[The problem]
Scan the records below for the word "this". Copy each line where it appears.
Top of Supplied material
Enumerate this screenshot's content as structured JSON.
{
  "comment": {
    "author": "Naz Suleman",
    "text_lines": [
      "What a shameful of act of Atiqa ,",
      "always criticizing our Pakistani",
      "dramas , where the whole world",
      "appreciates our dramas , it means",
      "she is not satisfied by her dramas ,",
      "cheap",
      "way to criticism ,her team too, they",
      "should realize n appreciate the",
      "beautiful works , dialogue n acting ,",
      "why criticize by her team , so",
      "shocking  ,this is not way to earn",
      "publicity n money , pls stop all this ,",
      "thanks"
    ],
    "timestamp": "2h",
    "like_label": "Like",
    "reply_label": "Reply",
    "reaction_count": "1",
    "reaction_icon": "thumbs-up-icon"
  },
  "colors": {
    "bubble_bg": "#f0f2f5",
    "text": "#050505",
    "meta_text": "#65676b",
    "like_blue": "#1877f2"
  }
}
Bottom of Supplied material
[Answer box]
Enumerate this screenshot's content as structured JSON.
      "shocking  ,this is not way to earn",
      "publicity n money , pls stop all this ,",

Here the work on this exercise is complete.